Black Lace Elderberry Care
Black lace elderberry is self-pollinating, but if you wish to have as many berries as possible, you can plant another cultivar near your black lace elderberry for increased pollination.
In the North, while black lace elderberry will tolerate partial shade, it will produce more flowers and a more attractive foliage color if grown in full sun. At the southern end of its range, it will benefit from afternoon shade.
Black lace elderberry grows best in slightly acidic, loamy soil that is moist but well-drained. The black lace elderberry bush also tolerates clay soil types better than many shrubs, but it performs better over time if planted in soil that drains well. Black lace does best in moist soil, although it will tolerate dry soils. It thrives under acid or alkaline soils.
Watering Common Elderberry
Black lace elderberry is a drought-resistant shrub and does not require large amounts of water to thrive. However, it benefits from supplemental watering during dry periods and in hot summer climates. The plant prefers evenly moist soil. And since elderberry shrubs often grow near wetlands, it tolerates wet soil better than many other plant species.
Fertilizer and Transplanting
This deciduous shrub needs to be fertilized in early spring by applying a slow-release fertilizer specialized for trees and shrubs. If you wish to transplant an existing plant, do so in spring or early summer while the soil is moist and warm. Elderberry shrubs do not recover well from root disturbance, so take care when moving them. You may harm or kill the plant with poor planning or execution.
When growing elderberry bushes in the home garden, plant them near a water source such as a drip irrigation system or pond, especially if rainfall is infrequent. Ensure that the roots get at least 1 inch of water weekly and keep an eye on soil moisture levels so you can provide supplemental watering during dry spells.
Best if pruned immediately after blooming. The correct time for pruning this plant is late winter or early spring. Pruning will keep it attractive, vigorous and check its spread.
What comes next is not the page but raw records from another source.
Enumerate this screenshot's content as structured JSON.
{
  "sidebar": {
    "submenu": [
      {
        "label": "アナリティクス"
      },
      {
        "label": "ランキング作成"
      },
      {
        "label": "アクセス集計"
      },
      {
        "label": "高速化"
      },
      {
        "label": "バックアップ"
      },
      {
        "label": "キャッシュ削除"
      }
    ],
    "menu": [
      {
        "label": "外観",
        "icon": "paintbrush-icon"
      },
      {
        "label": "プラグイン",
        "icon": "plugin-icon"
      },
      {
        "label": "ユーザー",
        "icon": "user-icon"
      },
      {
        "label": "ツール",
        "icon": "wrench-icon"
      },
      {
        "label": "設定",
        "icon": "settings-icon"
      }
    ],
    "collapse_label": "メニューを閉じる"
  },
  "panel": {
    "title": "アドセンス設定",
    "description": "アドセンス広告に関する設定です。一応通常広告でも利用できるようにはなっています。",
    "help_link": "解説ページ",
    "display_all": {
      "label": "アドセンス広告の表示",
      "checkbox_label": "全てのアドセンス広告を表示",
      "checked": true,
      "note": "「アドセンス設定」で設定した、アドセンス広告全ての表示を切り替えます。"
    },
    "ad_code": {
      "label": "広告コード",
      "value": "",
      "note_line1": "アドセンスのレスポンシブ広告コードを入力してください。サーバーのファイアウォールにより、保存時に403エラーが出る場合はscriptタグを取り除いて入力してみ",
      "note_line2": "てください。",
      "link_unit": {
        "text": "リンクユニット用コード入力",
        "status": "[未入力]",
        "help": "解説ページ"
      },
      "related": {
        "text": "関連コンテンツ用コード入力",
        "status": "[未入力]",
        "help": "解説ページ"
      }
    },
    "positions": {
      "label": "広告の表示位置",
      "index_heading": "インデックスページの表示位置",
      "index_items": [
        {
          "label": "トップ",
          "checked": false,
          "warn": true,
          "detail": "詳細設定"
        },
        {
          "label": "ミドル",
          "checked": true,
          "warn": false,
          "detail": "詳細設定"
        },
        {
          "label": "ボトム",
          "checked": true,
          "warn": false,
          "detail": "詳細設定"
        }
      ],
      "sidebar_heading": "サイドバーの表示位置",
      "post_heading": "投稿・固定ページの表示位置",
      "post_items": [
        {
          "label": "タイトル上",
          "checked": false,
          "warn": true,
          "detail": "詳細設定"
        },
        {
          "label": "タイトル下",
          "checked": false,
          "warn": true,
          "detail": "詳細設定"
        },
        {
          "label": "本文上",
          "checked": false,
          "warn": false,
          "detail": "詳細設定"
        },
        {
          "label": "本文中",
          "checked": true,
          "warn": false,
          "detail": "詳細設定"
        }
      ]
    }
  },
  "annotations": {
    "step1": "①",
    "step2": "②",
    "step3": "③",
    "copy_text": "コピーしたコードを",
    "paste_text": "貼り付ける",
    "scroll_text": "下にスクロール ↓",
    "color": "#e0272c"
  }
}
As the woody stems become older, they become weaker and less attractive. So, remove the older stems to direct more energy into the newer, more attractive ones.
Propagating Common Elderberry
Cutting the branches of the elderberry bush back to four inches gives you a convenient place to collect cuttings.
To propagate common elderberry, remove the smaller tip shoots from grown branches’ end and dip them into rooting hormone. The best time for this operation is fall or early winter. Remove all leaves on the cutting except the top two pairs. This makes it easier to dip into rooting hormone and reduces the chances of disease spores falling into any open cuts.
Shorten all side branches by half their length to direct energy into the main stem. Root the cuttings in a pot filled with sand, peat moss, and perlite at a ratio of 1:1:1. Water sparingly until roots form.
After three weeks, the cuttings should be ready to plant in your garden or for overwintering. Select a location that gets at least six hours of sun per day and has well-drained soil.
Common Pests and Diseases
Prone to a number of diseases, including canker, leaf spot, and powdery mildew. Apply Neem oil once pollination begins for best results. Also, make sure there is proper spacing to promote good air circulation, irrigate at soil level, and keep mulch six inches away from the main stems of the bush.
FAQs on How to Grow Black Lace Elderberry
What plants are compatible with black lace elderberry?
White pine trees and quaking aspen are good elderberry companion plants, especially if you're looking for something taller than the shrubs.
Final Thought on How to Grow Black Lace Elderberry
Elderberry plants are very popular plants that you can never miss. Not only do these shrubs look splendid and very familiar, but they're also low maintenance in almost any environment and growing conditions.